(Saved entries)
[Start of section]
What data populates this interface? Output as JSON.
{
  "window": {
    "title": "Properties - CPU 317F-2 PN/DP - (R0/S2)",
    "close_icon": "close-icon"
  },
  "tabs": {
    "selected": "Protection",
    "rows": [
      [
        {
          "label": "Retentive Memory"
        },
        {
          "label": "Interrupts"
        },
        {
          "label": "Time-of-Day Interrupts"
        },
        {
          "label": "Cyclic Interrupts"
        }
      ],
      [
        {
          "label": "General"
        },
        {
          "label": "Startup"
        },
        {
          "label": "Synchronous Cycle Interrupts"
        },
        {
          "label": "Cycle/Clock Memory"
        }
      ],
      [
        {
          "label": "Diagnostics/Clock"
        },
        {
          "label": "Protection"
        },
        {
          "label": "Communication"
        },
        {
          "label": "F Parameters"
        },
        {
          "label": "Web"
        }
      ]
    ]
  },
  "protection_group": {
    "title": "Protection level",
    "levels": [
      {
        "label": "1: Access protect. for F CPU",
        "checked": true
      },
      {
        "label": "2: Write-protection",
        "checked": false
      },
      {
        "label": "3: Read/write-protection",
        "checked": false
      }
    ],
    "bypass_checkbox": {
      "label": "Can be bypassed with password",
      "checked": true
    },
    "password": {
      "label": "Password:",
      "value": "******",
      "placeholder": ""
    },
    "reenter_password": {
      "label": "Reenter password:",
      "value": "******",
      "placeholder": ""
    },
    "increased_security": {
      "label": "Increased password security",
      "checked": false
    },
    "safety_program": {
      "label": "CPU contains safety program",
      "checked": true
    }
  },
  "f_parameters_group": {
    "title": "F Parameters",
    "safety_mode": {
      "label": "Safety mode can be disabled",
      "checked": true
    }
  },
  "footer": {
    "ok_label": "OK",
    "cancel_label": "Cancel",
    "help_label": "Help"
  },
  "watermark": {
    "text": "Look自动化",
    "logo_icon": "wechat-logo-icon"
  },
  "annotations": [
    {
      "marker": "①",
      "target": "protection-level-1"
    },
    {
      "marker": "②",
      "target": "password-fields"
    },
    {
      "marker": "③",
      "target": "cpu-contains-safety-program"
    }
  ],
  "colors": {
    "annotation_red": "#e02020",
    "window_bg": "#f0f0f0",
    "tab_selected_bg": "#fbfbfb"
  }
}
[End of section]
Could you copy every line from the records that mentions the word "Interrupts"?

          "label": "Interrupts"
          "label": "Time-of-Day Interrupts"
          "label": "Cyclic Interrupts"
          "label": "Synchronous Cycle Interrupts"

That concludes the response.